I have come to realize that real friendships don't go away just because I don't live near my old friends. I still talk to all of my good friends from home, and my friendships with them have continued to grow while I have been making new friends here. Also, I learned that family will always be family, and no matter how I am, my parents will always be my parents, and though I may not always seem thrilled about it, I am glad that I will always be supported and cared for no matter how old I get.

Thursday, May 1, 2014

Throwback to Honduras Volume 3: Making Margarita Smile
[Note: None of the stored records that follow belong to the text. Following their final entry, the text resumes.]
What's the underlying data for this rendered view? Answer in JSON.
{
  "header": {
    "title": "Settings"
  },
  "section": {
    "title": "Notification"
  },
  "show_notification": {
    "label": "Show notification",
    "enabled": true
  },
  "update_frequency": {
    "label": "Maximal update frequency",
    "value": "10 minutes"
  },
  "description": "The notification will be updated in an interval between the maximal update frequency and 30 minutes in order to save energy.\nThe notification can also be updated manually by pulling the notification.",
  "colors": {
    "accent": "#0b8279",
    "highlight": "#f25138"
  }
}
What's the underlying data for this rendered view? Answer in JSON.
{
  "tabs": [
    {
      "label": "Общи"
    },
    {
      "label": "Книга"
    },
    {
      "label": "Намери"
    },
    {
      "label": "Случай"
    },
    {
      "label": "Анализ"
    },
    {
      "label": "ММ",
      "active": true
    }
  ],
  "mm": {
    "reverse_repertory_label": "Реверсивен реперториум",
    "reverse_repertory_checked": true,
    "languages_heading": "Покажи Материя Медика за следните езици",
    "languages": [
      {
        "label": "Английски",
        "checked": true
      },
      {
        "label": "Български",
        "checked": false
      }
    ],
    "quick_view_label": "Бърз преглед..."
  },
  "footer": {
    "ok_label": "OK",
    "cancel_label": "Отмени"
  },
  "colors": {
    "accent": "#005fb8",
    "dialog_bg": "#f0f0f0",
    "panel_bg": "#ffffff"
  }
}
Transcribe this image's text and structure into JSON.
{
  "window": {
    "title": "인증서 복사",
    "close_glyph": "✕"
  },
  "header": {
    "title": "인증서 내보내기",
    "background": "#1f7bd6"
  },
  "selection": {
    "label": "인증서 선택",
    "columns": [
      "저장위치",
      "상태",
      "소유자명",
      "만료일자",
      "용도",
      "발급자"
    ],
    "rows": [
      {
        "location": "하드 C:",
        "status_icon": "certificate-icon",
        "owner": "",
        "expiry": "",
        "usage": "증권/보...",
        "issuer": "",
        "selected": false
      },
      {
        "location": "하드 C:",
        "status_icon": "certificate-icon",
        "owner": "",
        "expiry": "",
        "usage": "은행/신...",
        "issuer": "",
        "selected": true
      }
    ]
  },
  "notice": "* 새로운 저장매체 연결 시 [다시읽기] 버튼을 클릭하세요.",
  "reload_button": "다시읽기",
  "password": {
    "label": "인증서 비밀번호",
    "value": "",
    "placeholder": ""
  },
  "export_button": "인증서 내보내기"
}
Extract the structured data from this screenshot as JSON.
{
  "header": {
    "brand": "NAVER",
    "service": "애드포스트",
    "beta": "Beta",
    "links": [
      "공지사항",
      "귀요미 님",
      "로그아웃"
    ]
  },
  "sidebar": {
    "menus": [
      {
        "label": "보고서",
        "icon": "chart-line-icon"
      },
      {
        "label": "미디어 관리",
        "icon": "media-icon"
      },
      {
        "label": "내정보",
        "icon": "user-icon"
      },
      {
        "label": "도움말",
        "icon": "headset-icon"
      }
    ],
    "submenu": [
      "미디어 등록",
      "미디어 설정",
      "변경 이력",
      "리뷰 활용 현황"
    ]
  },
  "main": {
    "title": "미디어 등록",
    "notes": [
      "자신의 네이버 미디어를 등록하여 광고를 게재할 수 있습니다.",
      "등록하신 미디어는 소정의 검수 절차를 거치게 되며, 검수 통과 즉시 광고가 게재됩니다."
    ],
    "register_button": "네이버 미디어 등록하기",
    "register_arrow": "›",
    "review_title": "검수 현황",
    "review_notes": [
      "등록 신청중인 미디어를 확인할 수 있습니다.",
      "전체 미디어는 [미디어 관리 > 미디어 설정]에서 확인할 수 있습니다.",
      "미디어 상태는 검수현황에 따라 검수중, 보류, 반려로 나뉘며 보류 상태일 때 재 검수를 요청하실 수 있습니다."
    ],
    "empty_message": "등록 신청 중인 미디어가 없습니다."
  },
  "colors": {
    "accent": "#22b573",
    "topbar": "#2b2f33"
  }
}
     Well, the end is in sight. One final done, two to go. Today my mental energy is consumed by studying and preparing to move out of my dorm, so it feels like a good day to take a break from coming up with new topics to share another Honduras memory. Today I want to tell you about Margarita. She is one of the girls I met who really made a big impact about me.
     Margarita never said a word to me. I'm not sure exactly what her situation is, but she doesn't talk, and I often saw her sitting alone. One of the first days we were there, something made me decide to go sit by her. I guess that in a way, I know what it's like to feel different and alone, and I felt drawn to her. I didn't really know what to do at first, I knew she probably wasn't going to talk to me, and i didn't know enough Spanish to say much to her. I did know how to say hello, so I did, multiple times. I'm not sure how long I was sitting with her that day, but during that time, the interaction I had with her left me feeling like I had met a long lost friend.
A picture of Margarita that I keep on my desk. 
I love how she always has that peaceful look in her eyes, despite her circumstances.
     I felt kind of silly just sitting there saying "Hola" over and over again, and Margarita must have agreed, because gradually a smile began to appear on her face. The moment I saw that smile is hard to describe adequately, because it was such a personally significant moment for me. In that moment, I felt validated. I realized that I was on a real mission trip for a real reason. I stopped blaming myself for all the things I couldn't do, and stopped comparing what I was doing to what everyone else was doing. I realized that sitting on the floor with Margarita in that moment was something that God planned, even if it wasn't exhausting work.
     Over the next few days, I spent much more time with Margarita. I made sure I hugged her and spent some time with her each day, and I got to see many more of her smiles that I loved so much. Saying goodbye to her at the end of our trips was one of the hardest moments ever.
     There's something special about Margarita. Maybe you have to meet her to fully understand it, but she just means so much to me that I had to tell you about her. Margarita helped me understand that everyone has a purpose and no person's purpose is more or less important than anyone else's. Though I'm still working on it, she helped me to begin to realize that my differences don't make me less significant than anyone else. I am so glad I met her, and although I know the chances are small, I hope that I am lucky enough to see her again this summer. Either way, I will always remember her smile, and the lesson she taught me without saying a word.
Me with Margarita and another girl who meant a lot to me, Aracely. It's not a good picture of me, but I love it because I am with both of them